The month of September ended on a high note when my sister and a few of our friends met up together in Nashville, Tennessee for a girls’ weekend and a half marathon race.
We ran the Women’s Running Series Half Marathon and it was the first race I’ve ever run where serious thought was put into what runners really want during and after running 13.1 miles.
Free running skirt stations in addition to water stops? Check.
Champagne and chocolate chip cookies at the finish line? Check, check!
The race started and ended at the Country Music Hall of Fame, and the weather was perfect. It was so great to catch up and we agreed that weekends like this are so important and absolutely necessary, especially since everyone’s lives are becoming more and more full as we get married and start families. We’ve already started scheming for the next trip.
Oh, and here’s the obligatory, pre-best-pulled-pork-sandwich-of-my-life-and-I-don’t-even-eat-pork photo of us in the Nashville unofficial uniform: sundresses and cowgirl boots (I have no idea why it’s so small. Sorry!).
Outside Puck’s Grocery. Seriously delicious BBQ.
Participant ribbon from one of the local summer fun runs.
There was once a time when I really relished a long summer run. Not so much anymore. Thank you, Shreveport.
In New Jersey, there might be a “heat wave” where the heat index exceeds 100°, maybe once a year. I can’t even believe I used to complain about this when it only lasted a week or two, max.
Now, I live in a constant heat wave for six months every year. This means there are some new challenges when training during the summer months for the famed fall marathon (or half) season.
I’m currently training for the Women’s Running Half Marathon in Nashville, TN, and I hate running on a treadmill. After battling, (yes, battling), two previous summers in Louisiana, where I felt faint, dizzy, and nauseous, after almost every run outside, I think I finally have it right this third time around.
I’m sharing my tips for running in temps that make your life miserable, so it’s not as miserable.
- Hydrate fully an entire day before a long run (anything exceeding 5 miles) with lots of water, a lot of watery fruits and veggies, and skip anything carbonated or heavily caffeinated.
My two favorite choices for staying hydrated.
- Set the alarm for 5:00am (or earlier). This is the hardest part, but also the most important. You need to already be running while it’s still dark out. Once the sun has been up and blazing for only a mere hour (around here it rises a little after 6am), it will begin to feel like the fires of hell have been unleashed upon you. Think you can just wait until the evening when the sun goes down? Think again. That asphalt you’re running on has been baking all day and will continue to radiate heat like a fry pan.
- Expect that your pace will dramatically slow down. No, you’re not out of shape (okay, maybe just a little), but the heat is going to take a lot out of you, and your first mile is going to look a lot different than your last mile.
- Under absolutely no circumstances should you wear any article of clothing made out of cotton when going for a long run. This is a classic rookie mistake. Google it for horror stories.

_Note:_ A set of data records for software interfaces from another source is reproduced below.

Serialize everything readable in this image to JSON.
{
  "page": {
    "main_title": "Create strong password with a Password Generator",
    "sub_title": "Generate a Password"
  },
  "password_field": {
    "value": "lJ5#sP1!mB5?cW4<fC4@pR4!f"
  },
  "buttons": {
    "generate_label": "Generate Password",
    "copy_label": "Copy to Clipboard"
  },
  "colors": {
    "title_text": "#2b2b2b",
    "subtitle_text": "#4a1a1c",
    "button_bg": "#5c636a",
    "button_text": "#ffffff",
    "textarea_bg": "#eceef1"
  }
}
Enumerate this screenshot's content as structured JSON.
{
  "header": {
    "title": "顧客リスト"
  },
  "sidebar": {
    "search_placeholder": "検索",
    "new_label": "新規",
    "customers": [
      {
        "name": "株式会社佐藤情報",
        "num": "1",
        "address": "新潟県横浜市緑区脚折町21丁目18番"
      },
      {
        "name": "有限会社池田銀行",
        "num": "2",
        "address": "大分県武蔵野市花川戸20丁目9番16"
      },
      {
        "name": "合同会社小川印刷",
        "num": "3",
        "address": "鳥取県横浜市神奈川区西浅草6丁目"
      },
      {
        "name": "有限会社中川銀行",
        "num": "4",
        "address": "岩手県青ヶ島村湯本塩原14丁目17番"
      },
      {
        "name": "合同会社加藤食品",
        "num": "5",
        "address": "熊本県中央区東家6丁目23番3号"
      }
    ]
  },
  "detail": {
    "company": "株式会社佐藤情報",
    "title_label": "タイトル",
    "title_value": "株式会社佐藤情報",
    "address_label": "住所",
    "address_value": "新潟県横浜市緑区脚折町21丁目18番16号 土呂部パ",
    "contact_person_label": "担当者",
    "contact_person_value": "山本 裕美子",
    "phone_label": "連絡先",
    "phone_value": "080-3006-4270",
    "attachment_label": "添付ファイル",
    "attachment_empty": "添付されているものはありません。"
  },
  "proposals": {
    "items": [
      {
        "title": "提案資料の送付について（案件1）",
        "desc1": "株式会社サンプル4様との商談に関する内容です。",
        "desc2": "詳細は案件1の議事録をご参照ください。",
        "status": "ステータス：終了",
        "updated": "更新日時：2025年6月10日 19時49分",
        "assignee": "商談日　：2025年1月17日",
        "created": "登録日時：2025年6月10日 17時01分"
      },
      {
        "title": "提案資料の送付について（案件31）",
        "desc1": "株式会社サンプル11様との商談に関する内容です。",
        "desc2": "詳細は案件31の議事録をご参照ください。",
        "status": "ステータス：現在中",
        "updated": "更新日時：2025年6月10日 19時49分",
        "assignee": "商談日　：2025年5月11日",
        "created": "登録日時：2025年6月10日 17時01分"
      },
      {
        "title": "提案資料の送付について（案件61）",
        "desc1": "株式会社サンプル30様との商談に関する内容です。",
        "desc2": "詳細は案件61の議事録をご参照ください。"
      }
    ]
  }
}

- Bring water with you on the run. You can invest in some fancy gear, but I think that’s cumbersome. I usually just carry a baby 8oz water bottle with me and refill it at water stops as I go. The best (free) water stop in Shreveport is here:
A BIG thank you to the residents of this development for letting local runners stop here for water!
- Lastly, don’t overdo it. Hitting a mileage or time goal isn’t worth it if you’re feeling awful.
A few days after returning from Jersey, I set out to San Diego for a half-marathon with some friends from college. Two of us ran the half, one of us ran the full (total champ), and we had two of the best cheerleaders along the course encouraging us every step of the way (thanks, Jax and Laura!).
Gaslamp District in downtown San Diego
We stayed in the Gaslamp Quarter, and it was so perfect. I ate my weight in cupcakes, went to a local yoga class (twice!), and oh yeah, ran a half marathon.
It was wonderful to reconnect with everyone, and we agreed that we should plan trips like this more often. Races, optional.
Why can’t every city be this beautiful on the water?
On Sunday morning I completed the Rock ‘n’ Roll Dallas Half Marathon. The weather was hot and humid (check out the hair), but the course was gorgeous and the spectators were fantastic.
On more than one occasion I saw families outside their homes handing out cups of beer to runners. I was tempted a few times to take them up on their offer but I knew if I stopped running for even a second, that I would end up lying down on their front lawn and begging them to call a cab to take me back to Shreveport (note: my legs are still sore from Sunday).
I am not one of those vain runners who thinks that they look good while racing. I'm just posting pictures as evidence.
It was my 7th half marathon and I finished in 1:55:18. Not my best time, but not my worst time, either. I’m just glad I finished. The finisher’s medal is a metallic carving of cowboy boots. How Texas. It made the 13.1 mile trek worth it.
Still standing, a true measure of a successful race.